Exercise description ::
Locate each line below that includes "team" and reproduce it.

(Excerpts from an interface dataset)
-- Opening Marker --
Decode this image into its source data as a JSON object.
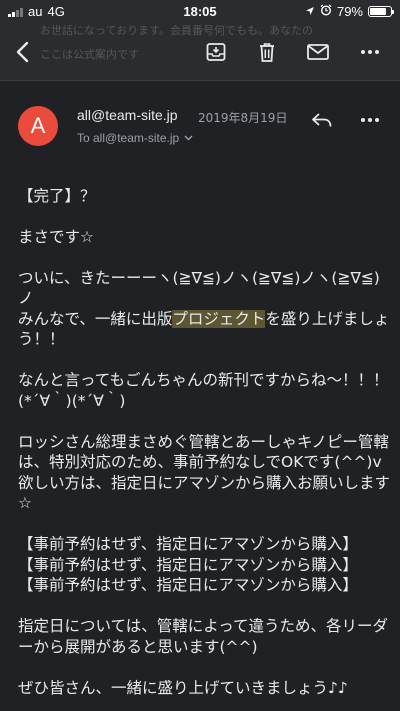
{
  "status_bar": {
    "carrier": "au",
    "network": "4G",
    "time": "18:05",
    "battery_percent": "79%",
    "battery_level": 0.79
  },
  "toolbar": {
    "ghost_line1": "お世話になっております。会員番号何でもも。あなたの",
    "ghost_line2": "ここは公式案内です"
  },
  "email": {
    "avatar_letter": "A",
    "sender": "all@team-site.jp",
    "date": "2019年8月19日",
    "to": "To all@team-site.jp"
  },
  "body": {
    "p1": "【完了】？",
    "p2": "まさです☆",
    "p3": "ついに、きたーーーヽ(≧∇≦)ノヽ(≧∇≦)ノヽ(≧∇≦)ノ",
    "p4a": "みんなで、一緒に出版",
    "p4hl": "プロジェクト",
    "p4b": "を盛り上げましょう！！",
    "p5": "なんと言ってもごんちゃんの新刊ですからね〜！！！(*´∀｀)(*´∀｀)",
    "p6": "ロッシさん総理まさめぐ管轄とあーしゃキノピー管轄は、特別対応のため、事前予約なしでOKです(^^)v",
    "p7": "欲しい方は、指定日にアマゾンから購入お願いします☆",
    "b1": "【事前予約はせず、指定日にアマゾンから購入】",
    "b2": "【事前予約はせず、指定日にアマゾンから購入】",
    "b3": "【事前予約はせず、指定日にアマゾンから購入】",
    "p8": "指定日については、管轄によって違うため、各リーダーから展開があると思います(^^)",
    "p9": "ぜひ皆さん、一緒に盛り上げていきましょう♪♪"
  }
}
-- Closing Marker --
Finished exercise ::
    "sender": "all@team-site.jp",
    "to": "To all@team-site.jp"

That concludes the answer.